*What you need to do:*
The lines below should be written out again in full, exactly as they are.

[Excerpts from a dataset]
# # # # # # #

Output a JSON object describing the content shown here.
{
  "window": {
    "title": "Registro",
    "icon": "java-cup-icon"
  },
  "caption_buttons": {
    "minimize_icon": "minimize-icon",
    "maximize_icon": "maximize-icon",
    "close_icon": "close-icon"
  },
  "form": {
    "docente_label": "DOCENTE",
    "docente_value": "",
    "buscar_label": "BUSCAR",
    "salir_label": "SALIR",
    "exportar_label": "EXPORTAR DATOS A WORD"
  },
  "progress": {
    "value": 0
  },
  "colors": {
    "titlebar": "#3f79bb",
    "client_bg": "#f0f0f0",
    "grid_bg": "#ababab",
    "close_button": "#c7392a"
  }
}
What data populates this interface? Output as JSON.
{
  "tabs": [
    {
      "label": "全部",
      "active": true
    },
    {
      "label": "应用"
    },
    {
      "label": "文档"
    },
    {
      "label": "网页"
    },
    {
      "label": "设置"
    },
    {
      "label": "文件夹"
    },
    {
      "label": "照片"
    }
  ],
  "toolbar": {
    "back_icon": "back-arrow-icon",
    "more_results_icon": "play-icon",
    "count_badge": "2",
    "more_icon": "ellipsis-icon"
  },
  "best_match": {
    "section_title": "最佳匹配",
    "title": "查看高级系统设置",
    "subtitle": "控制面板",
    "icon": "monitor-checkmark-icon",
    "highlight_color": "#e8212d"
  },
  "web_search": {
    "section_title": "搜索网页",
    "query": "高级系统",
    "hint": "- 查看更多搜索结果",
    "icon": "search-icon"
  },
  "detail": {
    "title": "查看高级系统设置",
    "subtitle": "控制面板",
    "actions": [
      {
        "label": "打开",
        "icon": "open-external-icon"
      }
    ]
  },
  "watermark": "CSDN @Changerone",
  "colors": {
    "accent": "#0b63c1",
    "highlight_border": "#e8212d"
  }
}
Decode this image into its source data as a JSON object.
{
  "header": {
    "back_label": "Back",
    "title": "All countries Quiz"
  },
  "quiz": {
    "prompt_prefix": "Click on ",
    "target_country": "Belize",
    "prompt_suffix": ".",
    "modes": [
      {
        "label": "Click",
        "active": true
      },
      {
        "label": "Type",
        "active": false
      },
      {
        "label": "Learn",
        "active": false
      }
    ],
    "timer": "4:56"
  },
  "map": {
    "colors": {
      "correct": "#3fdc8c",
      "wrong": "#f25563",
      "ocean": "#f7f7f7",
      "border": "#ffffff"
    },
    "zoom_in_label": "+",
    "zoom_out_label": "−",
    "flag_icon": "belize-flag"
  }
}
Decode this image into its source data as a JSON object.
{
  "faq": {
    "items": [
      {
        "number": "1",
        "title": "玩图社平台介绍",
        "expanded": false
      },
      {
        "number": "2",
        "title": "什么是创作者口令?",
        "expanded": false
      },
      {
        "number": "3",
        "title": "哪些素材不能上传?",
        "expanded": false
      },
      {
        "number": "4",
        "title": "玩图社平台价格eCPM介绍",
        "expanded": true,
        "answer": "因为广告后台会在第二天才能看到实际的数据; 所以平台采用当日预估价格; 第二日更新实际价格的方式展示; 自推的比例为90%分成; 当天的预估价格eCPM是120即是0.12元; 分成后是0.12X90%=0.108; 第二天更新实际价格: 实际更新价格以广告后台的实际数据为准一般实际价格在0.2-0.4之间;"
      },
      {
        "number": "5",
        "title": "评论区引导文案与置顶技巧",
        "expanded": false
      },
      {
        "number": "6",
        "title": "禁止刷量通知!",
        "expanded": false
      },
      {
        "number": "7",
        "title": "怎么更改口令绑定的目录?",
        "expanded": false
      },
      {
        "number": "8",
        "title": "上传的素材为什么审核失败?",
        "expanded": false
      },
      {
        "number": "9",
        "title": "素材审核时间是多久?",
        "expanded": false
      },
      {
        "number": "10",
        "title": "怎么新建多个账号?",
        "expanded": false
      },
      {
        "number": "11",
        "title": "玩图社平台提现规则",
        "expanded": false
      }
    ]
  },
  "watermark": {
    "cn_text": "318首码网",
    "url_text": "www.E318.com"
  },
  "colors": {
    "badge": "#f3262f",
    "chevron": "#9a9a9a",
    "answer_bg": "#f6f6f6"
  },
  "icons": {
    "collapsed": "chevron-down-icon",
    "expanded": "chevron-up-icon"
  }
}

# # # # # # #

*Response to this task:*
Output a JSON object describing the content shown here.
{
  "window": {
    "title": "Registro",
    "icon": "java-cup-icon"
  },
  "caption_buttons": {
    "minimize_icon": "minimize-icon",
    "maximize_icon": "maximize-icon",
    "close_icon": "close-icon"
  },
  "form": {
    "docente_label": "DOCENTE",
    "docente_value": "",
    "buscar_label": "BUSCAR",
    "salir_label": "SALIR",
    "exportar_label": "EXPORTAR DATOS A WORD"
  },
  "progress": {
    "value": 0
  },
  "colors": {
    "titlebar": "#3f79bb",
    "client_bg": "#f0f0f0",
    "grid_bg": "#ababab",
    "close_button": "#c7392a"
  }
}
What data populates this interface? Output as JSON.
{
  "tabs": [
    {
      "label": "全部",
      "active": true
    },
    {
      "label": "应用"
    },
    {
      "label": "文档"
    },
    {
      "label": "网页"
    },
    {
      "label": "设置"
    },
    {
      "label": "文件夹"
    },
    {
      "label": "照片"
    }
  ],
  "toolbar": {
    "back_icon": "back-arrow-icon",
    "more_results_icon": "play-icon",
    "count_badge": "2",
    "more_icon": "ellipsis-icon"
  },
  "best_match": {
    "section_title": "最佳匹配",
    "title": "查看高级系统设置",
    "subtitle": "控制面板",
    "icon": "monitor-checkmark-icon",
    "highlight_color": "#e8212d"
  },
  "web_search": {
    "section_title": "搜索网页",
    "query": "高级系统",
    "hint": "- 查看更多搜索结果",
    "icon": "search-icon"
  },
  "detail": {
    "title": "查看高级系统设置",
    "subtitle": "控制面板",
    "actions": [
      {
        "label": "打开",
        "icon": "open-external-icon"
      }
    ]
  },
  "watermark": "CSDN @Changerone",
  "colors": {
    "accent": "#0b63c1",
    "highlight_border": "#e8212d"
  }
}
Decode this image into its source data as a JSON object.
{
  "header": {
    "back_label": "Back",
    "title": "All countries Quiz"
  },
  "quiz": {
    "prompt_prefix": "Click on ",
    "target_country": "Belize",
    "prompt_suffix": ".",
    "modes": [
      {
        "label": "Click",
        "active": true
      },
      {
        "label": "Type",
        "active": false
      },
      {
        "label": "Learn",
        "active": false
      }
    ],
    "timer": "4:56"
  },
  "map": {
    "colors": {
      "correct": "#3fdc8c",
      "wrong": "#f25563",
      "ocean": "#f7f7f7",
      "border": "#ffffff"
    },
    "zoom_in_label": "+",
    "zoom_out_label": "−",
    "flag_icon": "belize-flag"
  }
}
Decode this image into its source data as a JSON object.
{
  "faq": {
    "items": [
      {
        "number": "1",
        "title": "玩图社平台介绍",
        "expanded": false
      },
      {
        "number": "2",
        "title": "什么是创作者口令?",
        "expanded": false
      },
      {
        "number": "3",
        "title": "哪些素材不能上传?",
        "expanded": false
      },
      {
        "number": "4",
        "title": "玩图社平台价格eCPM介绍",
        "expanded": true,
        "answer": "因为广告后台会在第二天才能看到实际的数据; 所以平台采用当日预估价格; 第二日更新实际价格的方式展示; 自推的比例为90%分成; 当天的预估价格eCPM是120即是0.12元; 分成后是0.12X90%=0.108; 第二天更新实际价格: 实际更新价格以广告后台的实际数据为准一般实际价格在0.2-0.4之间;"
      },
      {
        "number": "5",
        "title": "评论区引导文案与置顶技巧",
        "expanded": false
      },
      {
        "number": "6",
        "title": "禁止刷量通知!",
        "expanded": false
      },
      {
        "number": "7",
        "title": "怎么更改口令绑定的目录?",
        "expanded": false
      },
      {
        "number": "8",
        "title": "上传的素材为什么审核失败?",
        "expanded": false
      },
      {
        "number": "9",
        "title": "素材审核时间是多久?",
        "expanded": false
      },
      {
        "number": "10",
        "title": "怎么新建多个账号?",
        "expanded": false
      },
      {
        "number": "11",
        "title": "玩图社平台提现规则",
        "expanded": false
      }
    ]
  },
  "watermark": {
    "cn_text": "318首码网",
    "url_text": "www.E318.com"
  },
  "colors": {
    "badge": "#f3262f",
    "chevron": "#9a9a9a",
    "answer_bg": "#f6f6f6"
  },
  "icons": {
    "collapsed": "chevron-down-icon",
    "expanded": "chevron-up-icon"
  }
}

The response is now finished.